Q2: It's probably italian cups which independently of the type of coffee are espresso size and this machine is from the 50's or so. There was no filter coffee here at that period I'd wager.. Think the Bialetti 3 cup moka. It makes max 120-150ml of coffee.

I don't know this particular machine but I guess it's a bit like the Kamira. A pressurized moka pot. Play with the grind but I'd go slightly finer than for a Bialetti, a bit coarser than espresso. I know that doesn't help much though... you jut have to figure it out.

Maybe Lucio could chime in with his infinite stove-top coffee maker knowledge?

Otherwise there is a Facebook group where people obsess over these things, called "Moka lovers". If you need instant help that's the place to be.
Osku

cray54 (original poster)

#4: Post by cray54 (original poster) »

Jeff, thank you for the advice.

I'll start looking for a grinder more seriously. Is it common to find adjustable older grinders, or do you really need to look for newer grinders to get good results / adjustability?

I'm actually a few hours from Boston, so I've just been trying things at any local roaster I come by. I'll plan to check out George Howell next time I'm in Boston, thank you for the suggestion. I'm traveling soon to a more dense area, so I'm hoping to try some things there. I'll check out the Kenyan or Ethiopian options as you suggest if I come across any.

I did some checking into moca pots as you suggested they seem similar. A 6-cup moca pot is just about the same size! I'll read up on how to use one of those as I expect that will be helpful. I'll try matching ratios to moca ratios. I have the manual from the same source you suggested... and the instructions are basically "put in water, put in fine grounds, make coffee".

I'll also read the threads you suggested. I've read a few here but don't recall seeing those. I'm curious: is this forum one that appreciates adding to old threads to keep related information collected, or is this a "always start a new thread" sort of forum?

Thank you again, Chris

cray54 (original poster)

#5: Post by cray54 (original poster) »

Osku,

I don't think the unit is damaged, so I'll look into other causes for metallic taste.

The numbers you share for a Bialetti 3-cup moca line right up (We get about 300ml out of this 6-cup unit). This reinforces what Jeff suggested about this being similar to a moca pot. I'll look up the Bialetti manual and related advice to see if that helps me understand how to use this one. Also, the Kamira unit looks like the same process, so I'll check on that one too!

Thank you for the help. Every bit is helpful at this point... I understand that I will have to figure out how to use this particular machine, but I am also still trying to understand what the goal is.

-Chris

User avatar
Jeff
Team HB

#6: Post by Jeff »
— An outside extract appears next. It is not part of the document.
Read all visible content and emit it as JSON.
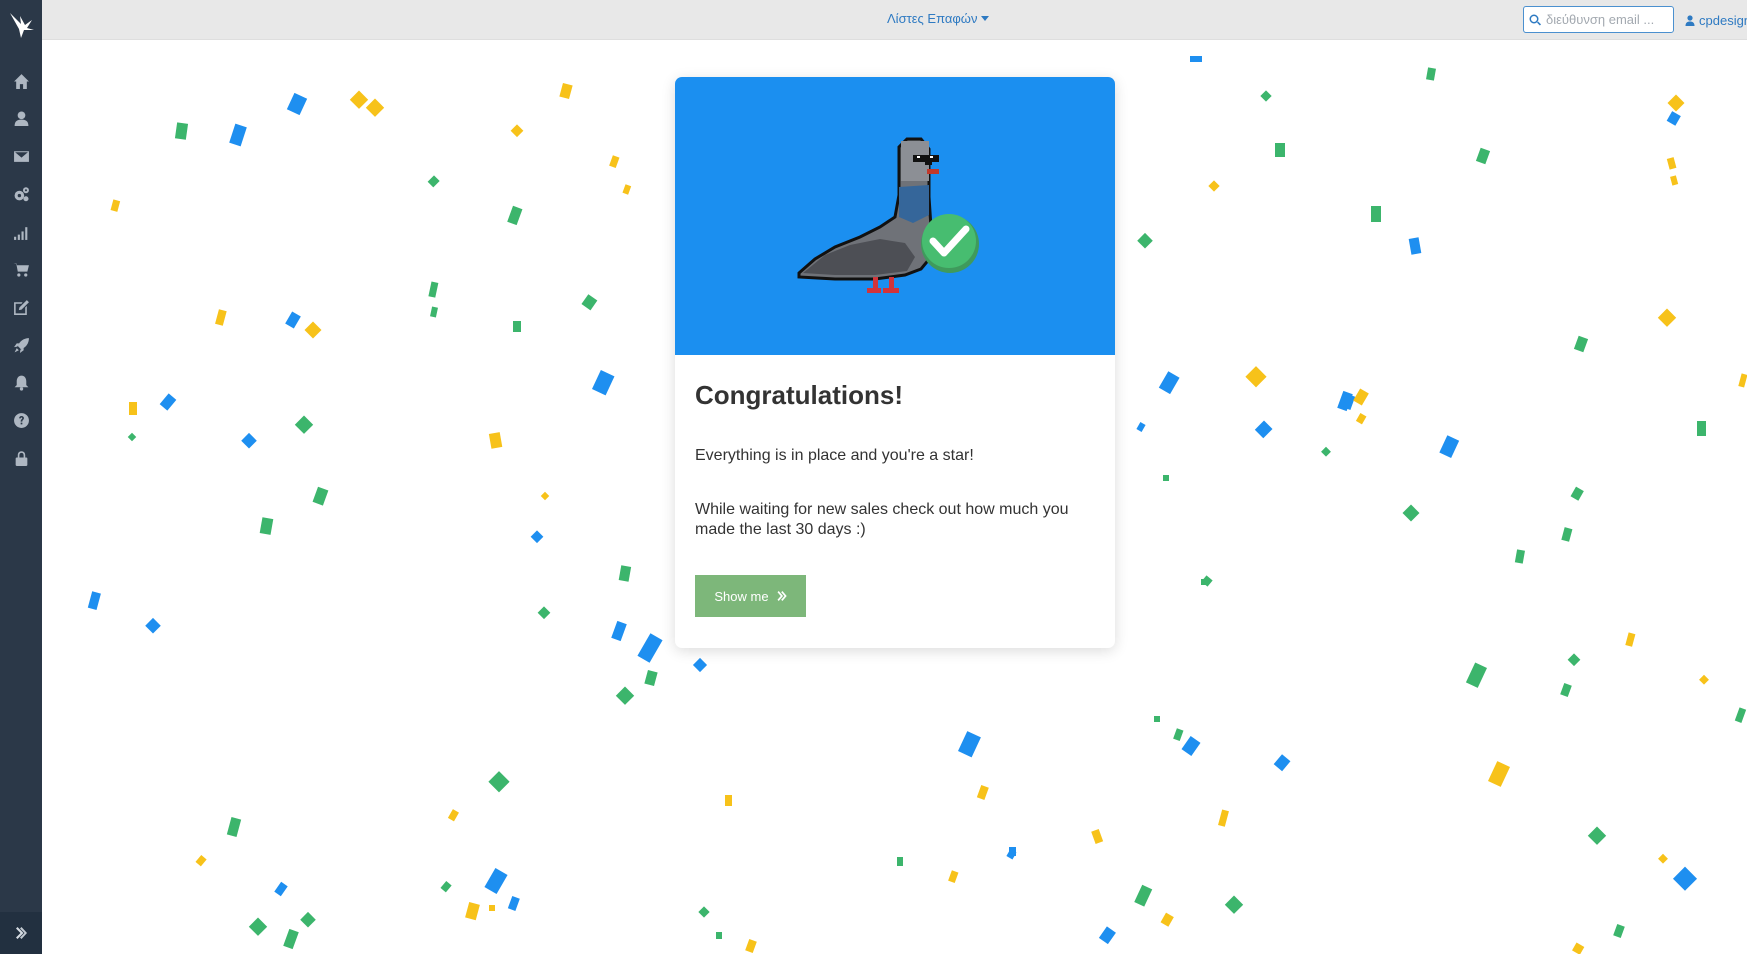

With hand grinders, there's a new generation in the last 5-10 years that are significantly better than the Skerton or Porlex of the past. A Porlex worked adequately for me traveling, for drip, but is really marginal for espresso.

There are things like a used Mazzer Super Jolly, but they're more intended for espresso. Burrs alone for a grinder like that can be more expensive than a good hand grinder.

For drip, Baratza occasionally has refurbs available. I think it is the Virtuoso that has the better burrs for drip (they've changed models since I last looked at them). Perhaps someone else can chime in. For the money, if only a cup or two at a time, I think a new-generation hand grinder may give a "cleaner" cup.